Work order: Search the entries below for "this", and copy each line where it appears.

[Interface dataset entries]
□ □ □

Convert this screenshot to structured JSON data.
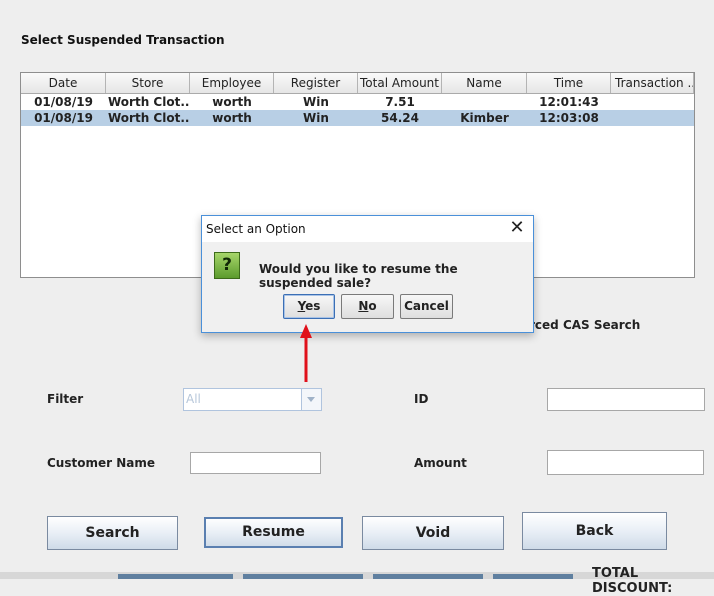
{
  "section_title": "Select Suspended Transaction",
  "table": {
    "columns": [
      "Date",
      "Store",
      "Employee",
      "Register",
      "Total Amount",
      "Name",
      "Time",
      "Transaction ..."
    ],
    "rows": [
      [
        "01/08/19",
        "Worth Clot...",
        "worth",
        "Win",
        "7.51",
        "",
        "12:01:43",
        ""
      ],
      [
        "01/08/19",
        "Worth Clot...",
        "worth",
        "Win",
        "54.24",
        "Kimber",
        "12:03:08",
        ""
      ]
    ],
    "selected_row": 1
  },
  "enforced_search_label": "rced CAS Search",
  "form": {
    "filter_label": "Filter",
    "filter_value": "All",
    "id_label": "ID",
    "id_value": "",
    "customer_name_label": "Customer Name",
    "customer_name_value": "",
    "amount_label": "Amount",
    "amount_value": ""
  },
  "buttons": {
    "search": "Search",
    "resume": "Resume",
    "void": "Void",
    "back": "Back"
  },
  "dialog": {
    "title": "Select an Option",
    "close_glyph": "✕",
    "icon_glyph": "?",
    "message": "Would you like to resume the suspended sale?",
    "yes_first": "Y",
    "yes_rest": "es",
    "no_first": "N",
    "no_rest": "o",
    "cancel": "Cancel"
  },
  "footer_cut_text": "TOTAL DISCOUNT:",
  "colors": {
    "selection": "#b8cfe5",
    "dialog_border": "#4a90d9",
    "annotation_arrow": "#e0101a"
  }
}
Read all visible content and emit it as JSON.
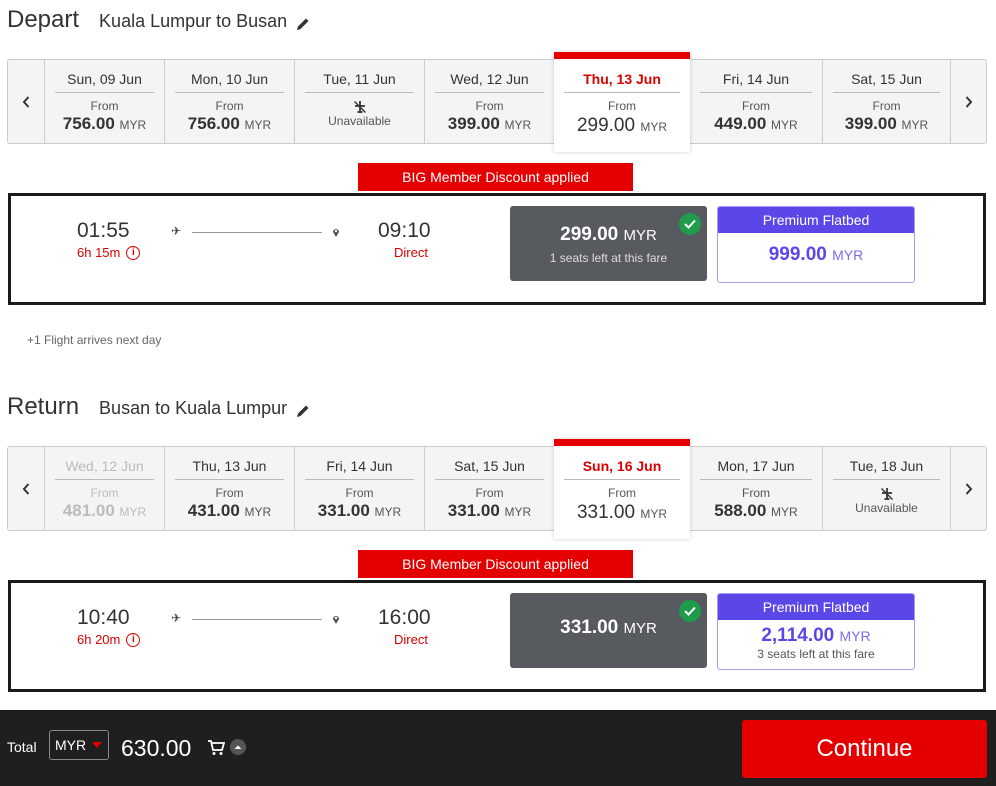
{
  "depart": {
    "title": "Depart",
    "route": "Kuala Lumpur to Busan",
    "dates": [
      {
        "label": "Sun, 09 Jun",
        "from": "From",
        "price": "756.00",
        "currency": "MYR",
        "state": "normal"
      },
      {
        "label": "Mon, 10 Jun",
        "from": "From",
        "price": "756.00",
        "currency": "MYR",
        "state": "normal"
      },
      {
        "label": "Tue, 11 Jun",
        "unavailable": "Unavailable",
        "state": "unavailable"
      },
      {
        "label": "Wed, 12 Jun",
        "from": "From",
        "price": "399.00",
        "currency": "MYR",
        "state": "normal"
      },
      {
        "label": "Thu, 13 Jun",
        "from": "From",
        "price": "299.00",
        "currency": "MYR",
        "state": "selected"
      },
      {
        "label": "Fri, 14 Jun",
        "from": "From",
        "price": "449.00",
        "currency": "MYR",
        "state": "normal"
      },
      {
        "label": "Sat, 15 Jun",
        "from": "From",
        "price": "399.00",
        "currency": "MYR",
        "state": "normal"
      }
    ],
    "discount": "BIG Member Discount applied",
    "flight": {
      "depart_time": "01:55",
      "duration": "6h 15m",
      "arrive_time": "09:10",
      "stops": "Direct",
      "std_price": "299.00",
      "std_currency": "MYR",
      "std_seats": "1 seats left at this fare",
      "premium_label": "Premium Flatbed",
      "premium_price": "999.00",
      "premium_currency": "MYR"
    },
    "note": "+1 Flight arrives next day"
  },
  "return": {
    "title": "Return",
    "route": "Busan to Kuala Lumpur",
    "dates": [
      {
        "label": "Wed, 12 Jun",
        "from": "From",
        "price": "481.00",
        "currency": "MYR",
        "state": "disabled"
      },
      {
        "label": "Thu, 13 Jun",
        "from": "From",
        "price": "431.00",
        "currency": "MYR",
        "state": "normal"
      },
      {
        "label": "Fri, 14 Jun",
        "from": "From",
        "price": "331.00",
        "currency": "MYR",
        "state": "normal"
      },
      {
        "label": "Sat, 15 Jun",
        "from": "From",
        "price": "331.00",
        "currency": "MYR",
        "state": "normal"
      },
      {
        "label": "Sun, 16 Jun",
        "from": "From",
        "price": "331.00",
        "currency": "MYR",
        "state": "selected"
      },
      {
        "label": "Mon, 17 Jun",
        "from": "From",
        "price": "588.00",
        "currency": "MYR",
        "state": "normal"
      },
      {
        "label": "Tue, 18 Jun",
        "unavailable": "Unavailable",
        "state": "unavailable"
      }
    ],
    "discount": "BIG Member Discount applied",
    "flight": {
      "depart_time": "10:40",
      "duration": "6h 20m",
      "arrive_time": "16:00",
      "stops": "Direct",
      "std_price": "331.00",
      "std_currency": "MYR",
      "premium_label": "Premium Flatbed",
      "premium_price": "2,114.00",
      "premium_currency": "MYR",
      "premium_seats": "3 seats left at this fare"
    }
  },
  "footer": {
    "total_label": "Total",
    "currency": "MYR",
    "total": "630.00",
    "continue_label": "Continue"
  },
  "icons": {
    "prev": "chevron-left-icon",
    "next": "chevron-right-icon",
    "edit": "pencil-icon",
    "plane": "plane-icon",
    "pin": "location-pin-icon",
    "check": "check-icon",
    "cart": "cart-icon",
    "info": "info-icon"
  },
  "colors": {
    "brand_red": "#e40000",
    "premium_purple": "#5b47e8",
    "std_fare_bg": "#575a5f",
    "check_green": "#1e9c4b",
    "footer_bg": "#1f1f1f"
  }
}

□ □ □

Reply:
Convert this screenshot to structured JSON data.
      "std_seats": "1 seats left at this fare",
      "premium_seats": "3 seats left at this fare"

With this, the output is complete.